We have UN-Habitat Centres of Excellence. We have that in Dubai, in Istanbul, in Latin America. We would like to have one in South-east Asia. You remember in our discussion last year that the chief minister then, Mr Lim Guan Eng, who is now finance minister of course, was already suggesting that UN-Habitat should consider starting such a centre in Penang. I just met him; he is still wanting that.

So I would like to work with Penang Institute and others in Malaysia so that we can serve not only Penang and Malaysia but also the whole of Asia Pacific. We already have certain proposals that we will send to the prime minister. One of those concerns the Centre of Excellence.

At the same time, we also have the City Prosperity Index. This is a super tool for assessing the sustainability of a city; it looks at what needs to be done, how to achieve that, and what one should prioritise.

This City Prosperity Index covers 505 cities now. I was in Mexico, and you know, 305 cities in Mexico are on this index. I have talked about this with some Malaysian ministers on this visit, to [Minister of Housing and Local Government] Zuraida Kamaruddin for example; and also to Penang Chief Minister Chow Kon Yeow. Chow definitely wants us to work on such an index for Penang.

We have the indicators to study a city. Using them, we can confidently say where Penang is in the global urban sustainability context. The chief minister sees that this can help Penang2030 and provide concrete steps and concepts to align it with how things are being done and being discussed globally, namely the 17 SDGs and the 169 commitments of the New Urban Agenda.

Penang Institute has been sending regular reports to UN-Habitat since you took over concerning innovative changes in urban planning etc. reported globally. I hope those have been useful to you.

Yes, of course. My team treats them as research reports and we use them to see how we can value-add and how we can use the ideas and innovations we find in them. Thank you.

Do you miss your old job? Do you miss Malaysia?

In many ways, my job is still to be mayor. Now, I am mayor in a broader sense. So job-wise, I don’t feel a great change. What I miss is the food.

What’s wrong with Nairobi food?

It’s hard to find food that fits our taste buds, if I may put it that way. So we cook almost every day. Or my husband does. He is there with me now.

But I do love the weather in Nairobi. It’s like being in Cameron Highlands every day – 16 to 20 degrees Celsius, year round. At most, it reaches 24 degrees.

As a last question, any advice for young Malaysians?

People like to say that youths are the leaders of tomorrow. I don’t believe that. I think youths are the leaders of today – and tomorrow. Positive thinking can take you a long way.

They should dream. They should even dream the impossible. Be positive – don’t think you cannot do it. Try your best. People tell them to think outside the box, I would say think without a box, ya? Keep on dreaming. But you dream by implementing and by working.

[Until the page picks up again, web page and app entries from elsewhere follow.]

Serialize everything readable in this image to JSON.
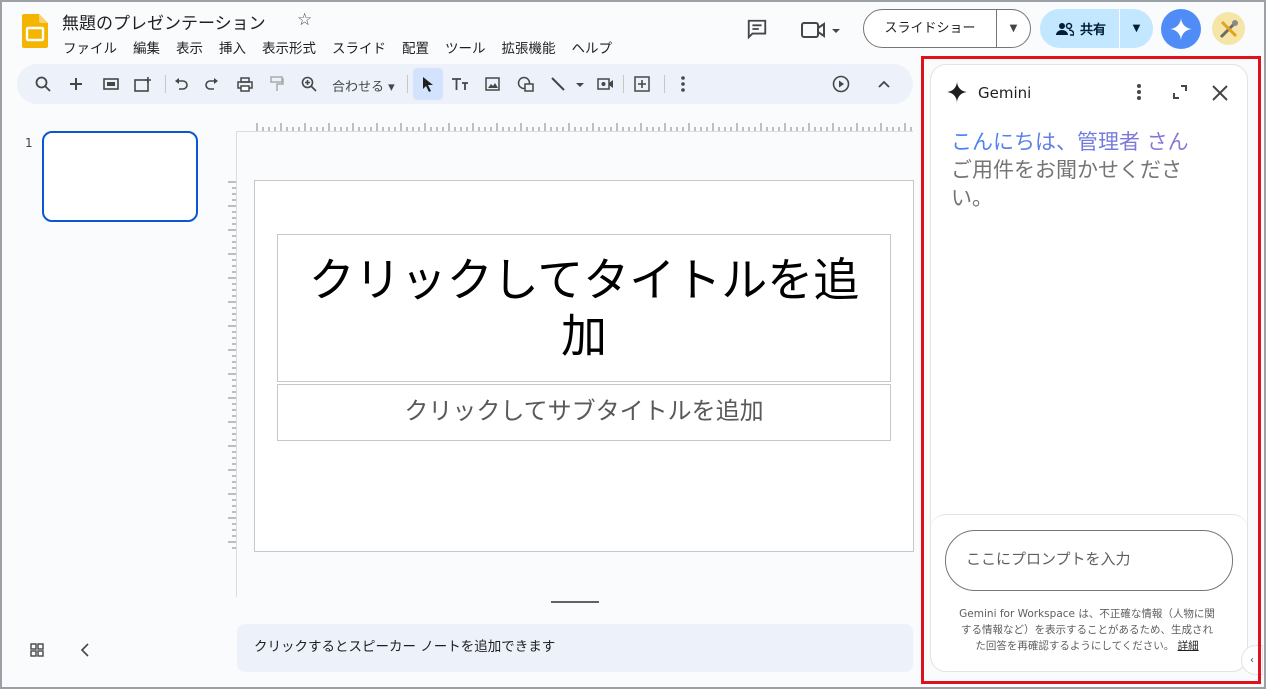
{
  "header": {
    "doc_title": "無題のプレゼンテーション",
    "menu": [
      "ファイル",
      "編集",
      "表示",
      "挿入",
      "表示形式",
      "スライド",
      "配置",
      "ツール",
      "拡張機能",
      "ヘルプ"
    ],
    "slideshow_label": "スライドショー",
    "share_label": "共有"
  },
  "toolbar": {
    "zoom_label": "合わせる",
    "icons": [
      "search-icon",
      "add-icon",
      "new-slide-icon",
      "new-slide-layout-icon",
      "undo-icon",
      "redo-icon",
      "print-icon",
      "paint-format-icon",
      "zoom-icon",
      "select-icon",
      "text-box-icon",
      "image-icon",
      "shape-icon",
      "line-icon",
      "video-icon",
      "comment-add-icon",
      "more-icon",
      "play-icon",
      "collapse-icon"
    ]
  },
  "filmstrip": {
    "slide_number": "1"
  },
  "slide": {
    "title_placeholder": "クリックしてタイトルを追加",
    "subtitle_placeholder": "クリックしてサブタイトルを追加"
  },
  "notes": {
    "placeholder": "クリックするとスピーカー ノートを追加できます"
  },
  "gemini": {
    "title": "Gemini",
    "greeting": "こんにちは、管理者 さん",
    "ask": "ご用件をお聞かせください。",
    "prompt_placeholder": "ここにプロンプトを入力",
    "disclaimer": "Gemini for Workspace は、不正確な情報（人物に関する情報など）を表示することがあるため、生成された回答を再確認するようにしてください。",
    "details_link": "詳細"
  },
  "colors": {
    "accent": "#0b57d0",
    "share_bg": "#c2e7ff",
    "toolbar_bg": "#edf2fa",
    "highlight_border": "#e0101d"
  }
}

People like to say that youths are the leaders of tomorrow. I don’t believe that. I think youths are the leaders of today – and tomorrow. Positive thinking can take you a long way.

Thank you so much, Dato’ Seri Maimunah. I look forward to our next conversation on your further adventures in UN-Habitat.

Thank you so much.

Dato’ Dr Ooi Kee Beng is the executive director of Penang Institute. His latest book is Catharsis: A Second Chance for Malaysian Democracy (SIRD, Penang Institute and ISEAS Publishing).



Related Articles